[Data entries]
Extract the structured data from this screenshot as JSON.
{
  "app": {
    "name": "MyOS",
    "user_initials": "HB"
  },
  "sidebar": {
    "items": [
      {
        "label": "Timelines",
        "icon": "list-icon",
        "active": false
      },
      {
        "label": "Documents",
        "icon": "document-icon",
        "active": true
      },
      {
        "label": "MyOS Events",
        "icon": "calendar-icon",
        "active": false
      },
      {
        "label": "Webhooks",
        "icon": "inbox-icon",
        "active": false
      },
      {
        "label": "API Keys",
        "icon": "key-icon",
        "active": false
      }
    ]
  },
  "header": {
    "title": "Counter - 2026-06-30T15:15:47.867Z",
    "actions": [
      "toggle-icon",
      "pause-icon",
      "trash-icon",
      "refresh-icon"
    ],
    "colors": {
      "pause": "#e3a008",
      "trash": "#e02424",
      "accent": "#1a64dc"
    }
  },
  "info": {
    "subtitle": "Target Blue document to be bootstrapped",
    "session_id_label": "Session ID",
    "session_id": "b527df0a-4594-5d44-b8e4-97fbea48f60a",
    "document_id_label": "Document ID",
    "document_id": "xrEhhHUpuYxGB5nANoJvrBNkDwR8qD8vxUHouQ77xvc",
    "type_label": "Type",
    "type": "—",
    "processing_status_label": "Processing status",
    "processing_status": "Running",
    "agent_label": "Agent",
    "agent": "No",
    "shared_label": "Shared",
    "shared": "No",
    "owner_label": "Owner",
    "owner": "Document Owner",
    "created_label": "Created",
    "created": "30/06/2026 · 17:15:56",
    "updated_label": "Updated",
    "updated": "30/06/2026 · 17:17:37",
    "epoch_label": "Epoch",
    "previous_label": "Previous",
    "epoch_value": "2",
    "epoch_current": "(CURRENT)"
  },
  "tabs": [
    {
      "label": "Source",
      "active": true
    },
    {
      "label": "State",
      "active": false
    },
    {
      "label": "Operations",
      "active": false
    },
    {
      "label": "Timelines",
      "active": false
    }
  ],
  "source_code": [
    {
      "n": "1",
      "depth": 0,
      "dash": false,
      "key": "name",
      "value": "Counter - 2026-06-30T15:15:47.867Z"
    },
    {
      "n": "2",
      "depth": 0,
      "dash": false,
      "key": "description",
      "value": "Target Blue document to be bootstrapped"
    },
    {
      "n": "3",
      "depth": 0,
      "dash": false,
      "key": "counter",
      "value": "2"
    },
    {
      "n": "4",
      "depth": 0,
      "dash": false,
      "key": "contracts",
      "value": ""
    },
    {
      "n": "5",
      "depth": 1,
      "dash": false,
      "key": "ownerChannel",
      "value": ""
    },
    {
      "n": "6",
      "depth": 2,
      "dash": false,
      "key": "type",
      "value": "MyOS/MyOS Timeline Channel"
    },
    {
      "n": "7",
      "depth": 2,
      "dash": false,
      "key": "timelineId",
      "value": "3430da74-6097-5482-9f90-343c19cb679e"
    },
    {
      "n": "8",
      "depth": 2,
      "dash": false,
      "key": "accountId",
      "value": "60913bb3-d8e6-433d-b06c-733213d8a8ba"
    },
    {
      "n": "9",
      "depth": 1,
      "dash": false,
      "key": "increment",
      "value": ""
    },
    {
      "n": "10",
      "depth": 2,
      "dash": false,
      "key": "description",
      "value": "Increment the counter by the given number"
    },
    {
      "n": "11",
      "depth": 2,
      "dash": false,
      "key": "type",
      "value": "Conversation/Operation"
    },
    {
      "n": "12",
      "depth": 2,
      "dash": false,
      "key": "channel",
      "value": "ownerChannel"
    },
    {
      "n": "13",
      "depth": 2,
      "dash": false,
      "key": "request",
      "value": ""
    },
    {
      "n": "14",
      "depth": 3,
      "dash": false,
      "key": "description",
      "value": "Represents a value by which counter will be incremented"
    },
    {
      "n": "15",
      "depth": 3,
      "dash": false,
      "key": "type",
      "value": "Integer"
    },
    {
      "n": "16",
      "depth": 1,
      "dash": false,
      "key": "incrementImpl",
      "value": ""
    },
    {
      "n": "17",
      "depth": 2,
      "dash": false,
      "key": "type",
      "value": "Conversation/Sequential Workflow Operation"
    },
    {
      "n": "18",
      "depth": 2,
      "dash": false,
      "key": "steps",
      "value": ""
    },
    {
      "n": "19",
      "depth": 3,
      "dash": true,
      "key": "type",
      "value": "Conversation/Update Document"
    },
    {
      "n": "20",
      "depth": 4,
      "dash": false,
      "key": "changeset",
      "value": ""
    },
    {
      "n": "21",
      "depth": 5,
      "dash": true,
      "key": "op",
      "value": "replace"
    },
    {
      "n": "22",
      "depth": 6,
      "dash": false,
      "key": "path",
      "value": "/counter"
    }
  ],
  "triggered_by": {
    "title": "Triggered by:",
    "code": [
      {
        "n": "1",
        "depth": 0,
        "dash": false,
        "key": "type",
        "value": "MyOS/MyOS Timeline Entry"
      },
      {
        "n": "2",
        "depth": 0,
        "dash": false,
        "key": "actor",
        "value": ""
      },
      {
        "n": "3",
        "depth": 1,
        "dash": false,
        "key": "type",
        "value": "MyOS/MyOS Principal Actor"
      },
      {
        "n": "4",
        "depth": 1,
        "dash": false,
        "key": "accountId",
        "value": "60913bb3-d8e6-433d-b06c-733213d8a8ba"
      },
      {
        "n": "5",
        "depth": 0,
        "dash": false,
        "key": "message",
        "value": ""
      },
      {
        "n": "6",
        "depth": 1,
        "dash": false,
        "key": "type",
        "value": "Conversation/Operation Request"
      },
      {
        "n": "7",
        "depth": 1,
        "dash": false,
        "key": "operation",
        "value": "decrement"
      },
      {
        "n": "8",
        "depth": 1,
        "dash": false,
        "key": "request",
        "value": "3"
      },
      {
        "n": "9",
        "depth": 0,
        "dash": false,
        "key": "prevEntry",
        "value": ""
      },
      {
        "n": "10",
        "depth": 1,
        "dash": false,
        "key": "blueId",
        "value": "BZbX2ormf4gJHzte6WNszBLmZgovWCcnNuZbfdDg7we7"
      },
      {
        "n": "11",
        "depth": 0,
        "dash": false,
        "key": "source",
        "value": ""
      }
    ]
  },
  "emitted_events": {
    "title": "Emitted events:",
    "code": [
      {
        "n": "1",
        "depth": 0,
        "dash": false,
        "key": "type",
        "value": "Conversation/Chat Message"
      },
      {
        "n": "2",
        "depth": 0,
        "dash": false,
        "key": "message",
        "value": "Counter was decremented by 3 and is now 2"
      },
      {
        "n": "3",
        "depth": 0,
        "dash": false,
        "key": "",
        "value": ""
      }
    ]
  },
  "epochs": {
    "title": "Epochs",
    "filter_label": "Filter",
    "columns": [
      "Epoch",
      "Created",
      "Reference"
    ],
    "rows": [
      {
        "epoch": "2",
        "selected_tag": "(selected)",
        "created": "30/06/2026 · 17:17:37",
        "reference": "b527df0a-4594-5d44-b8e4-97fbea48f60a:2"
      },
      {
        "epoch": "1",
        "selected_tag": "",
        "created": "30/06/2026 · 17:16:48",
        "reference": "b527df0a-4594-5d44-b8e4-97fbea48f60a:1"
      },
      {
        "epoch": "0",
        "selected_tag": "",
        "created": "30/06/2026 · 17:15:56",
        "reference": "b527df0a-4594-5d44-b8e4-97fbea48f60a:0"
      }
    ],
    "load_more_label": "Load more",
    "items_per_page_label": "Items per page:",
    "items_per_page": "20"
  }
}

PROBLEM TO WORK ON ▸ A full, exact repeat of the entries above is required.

ANSWER SPACE ▸
Extract the structured data from this screenshot as JSON.
{
  "app": {
    "name": "MyOS",
    "user_initials": "HB"
  },
  "sidebar": {
    "items": [
      {
        "label": "Timelines",
        "icon": "list-icon",
        "active": false
      },
      {
        "label": "Documents",
        "icon": "document-icon",
        "active": true
      },
      {
        "label": "MyOS Events",
        "icon": "calendar-icon",
        "active": false
      },
      {
        "label": "Webhooks",
        "icon": "inbox-icon",
        "active": false
      },
      {
        "label": "API Keys",
        "icon": "key-icon",
        "active": false
      }
    ]
  },
  "header": {
    "title": "Counter - 2026-06-30T15:15:47.867Z",
    "actions": [
      "toggle-icon",
      "pause-icon",
      "trash-icon",
      "refresh-icon"
    ],
    "colors": {
      "pause": "#e3a008",
      "trash": "#e02424",
      "accent": "#1a64dc"
    }
  },
  "info": {
    "subtitle": "Target Blue document to be bootstrapped",
    "session_id_label": "Session ID",
    "session_id": "b527df0a-4594-5d44-b8e4-97fbea48f60a",
    "document_id_label": "Document ID",
    "document_id": "xrEhhHUpuYxGB5nANoJvrBNkDwR8qD8vxUHouQ77xvc",
    "type_label": "Type",
    "type": "—",
    "processing_status_label": "Processing status",
    "processing_status": "Running",
    "agent_label": "Agent",
    "agent": "No",
    "shared_label": "Shared",
    "shared": "No",
    "owner_label": "Owner",
    "owner": "Document Owner",
    "created_label": "Created",
    "created": "30/06/2026 · 17:15:56",
    "updated_label": "Updated",
    "updated": "30/06/2026 · 17:17:37",
    "epoch_label": "Epoch",
    "previous_label": "Previous",
    "epoch_value": "2",
    "epoch_current": "(CURRENT)"
  },
  "tabs": [
    {
      "label": "Source",
      "active": true
    },
    {
      "label": "State",
      "active": false
    },
    {
      "label": "Operations",
      "active": false
    },
    {
      "label": "Timelines",
      "active": false
    }
  ],
  "source_code": [
    {
      "n": "1",
      "depth": 0,
      "dash": false,
      "key": "name",
      "value": "Counter - 2026-06-30T15:15:47.867Z"
    },
    {
      "n": "2",
      "depth": 0,
      "dash": false,
      "key": "description",
      "value": "Target Blue document to be bootstrapped"
    },
    {
      "n": "3",
      "depth": 0,
      "dash": false,
      "key": "counter",
      "value": "2"
    },
    {
      "n": "4",
      "depth": 0,
      "dash": false,
      "key": "contracts",
      "value": ""
    },
    {
      "n": "5",
      "depth": 1,
      "dash": false,
      "key": "ownerChannel",
      "value": ""
    },
    {
      "n": "6",
      "depth": 2,
      "dash": false,
      "key": "type",
      "value": "MyOS/MyOS Timeline Channel"
    },
    {
      "n": "7",
      "depth": 2,
      "dash": false,
      "key": "timelineId",
      "value": "3430da74-6097-5482-9f90-343c19cb679e"
    },
    {
      "n": "8",
      "depth": 2,
      "dash": false,
      "key": "accountId",
      "value": "60913bb3-d8e6-433d-b06c-733213d8a8ba"
    },
    {
      "n": "9",
      "depth": 1,
      "dash": false,
      "key": "increment",
      "value": ""
    },
    {
      "n": "10",
      "depth": 2,
      "dash": false,
      "key": "description",
      "value": "Increment the counter by the given number"
    },
    {
      "n": "11",
      "depth": 2,
      "dash": false,
      "key": "type",
      "value": "Conversation/Operation"
    },
    {
      "n": "12",
      "depth": 2,
      "dash": false,
      "key": "channel",
      "value": "ownerChannel"
    },
    {
      "n": "13",
      "depth": 2,
      "dash": false,
      "key": "request",
      "value": ""
    },
    {
      "n": "14",
      "depth": 3,
      "dash": false,
      "key": "description",
      "value": "Represents a value by which counter will be incremented"
    },
    {
      "n": "15",
      "depth": 3,
      "dash": false,
      "key": "type",
      "value": "Integer"
    },
    {
      "n": "16",
      "depth": 1,
      "dash": false,
      "key": "incrementImpl",
      "value": ""
    },
    {
      "n": "17",
      "depth": 2,
      "dash": false,
      "key": "type",
      "value": "Conversation/Sequential Workflow Operation"
    },
    {
      "n": "18",
      "depth": 2,
      "dash": false,
      "key": "steps",
      "value": ""
    },
    {
      "n": "19",
      "depth": 3,
      "dash": true,
      "key": "type",
      "value": "Conversation/Update Document"
    },
    {
      "n": "20",
      "depth": 4,
      "dash": false,
      "key": "changeset",
      "value": ""
    },
    {
      "n": "21",
      "depth": 5,
      "dash": true,
      "key": "op",
      "value": "replace"
    },
    {
      "n": "22",
      "depth": 6,
      "dash": false,
      "key": "path",
      "value": "/counter"
    }
  ],
  "triggered_by": {
    "title": "Triggered by:",
    "code": [
      {
        "n": "1",
        "depth": 0,
        "dash": false,
        "key": "type",
        "value": "MyOS/MyOS Timeline Entry"
      },
      {
        "n": "2",
        "depth": 0,
        "dash": false,
        "key": "actor",
        "value": ""
      },
      {
        "n": "3",
        "depth": 1,
        "dash": false,
        "key": "type",
        "value": "MyOS/MyOS Principal Actor"
      },
      {
        "n": "4",
        "depth": 1,
        "dash": false,
        "key": "accountId",
        "value": "60913bb3-d8e6-433d-b06c-733213d8a8ba"
      },
      {
        "n": "5",
        "depth": 0,
        "dash": false,
        "key": "message",
        "value": ""
      },
      {
        "n": "6",
        "depth": 1,
        "dash": false,
        "key": "type",
        "value": "Conversation/Operation Request"
      },
      {
        "n": "7",
        "depth": 1,
        "dash": false,
        "key": "operation",
        "value": "decrement"
      },
      {
        "n": "8",
        "depth": 1,
        "dash": false,
        "key": "request",
        "value": "3"
      },
      {
        "n": "9",
        "depth": 0,
        "dash": false,
        "key": "prevEntry",
        "value": ""
      },
      {
        "n": "10",
        "depth": 1,
        "dash": false,
        "key": "blueId",
        "value": "BZbX2ormf4gJHzte6WNszBLmZgovWCcnNuZbfdDg7we7"
      },
      {
        "n": "11",
        "depth": 0,
        "dash": false,
        "key": "source",
        "value": ""
      }
    ]
  },
  "emitted_events": {
    "title": "Emitted events:",
    "code": [
      {
        "n": "1",
        "depth": 0,
        "dash": false,
        "key": "type",
        "value": "Conversation/Chat Message"
      },
      {
        "n": "2",
        "depth": 0,
        "dash": false,
        "key": "message",
        "value": "Counter was decremented by 3 and is now 2"
      },
      {
        "n": "3",
        "depth": 0,
        "dash": false,
        "key": "",
        "value": ""
      }
    ]
  },
  "epochs": {
    "title": "Epochs",
    "filter_label": "Filter",
    "columns": [
      "Epoch",
      "Created",
      "Reference"
    ],
    "rows": [
      {
        "epoch": "2",
        "selected_tag": "(selected)",
        "created": "30/06/2026 · 17:17:37",
        "reference": "b527df0a-4594-5d44-b8e4-97fbea48f60a:2"
      },
      {
        "epoch": "1",
        "selected_tag": "",
        "created": "30/06/2026 · 17:16:48",
        "reference": "b527df0a-4594-5d44-b8e4-97fbea48f60a:1"
      },
      {
        "epoch": "0",
        "selected_tag": "",
        "created": "30/06/2026 · 17:15:56",
        "reference": "b527df0a-4594-5d44-b8e4-97fbea48f60a:0"
      }
    ],
    "load_more_label": "Load more",
    "items_per_page_label": "Items per page:",
    "items_per_page": "20"
  }
}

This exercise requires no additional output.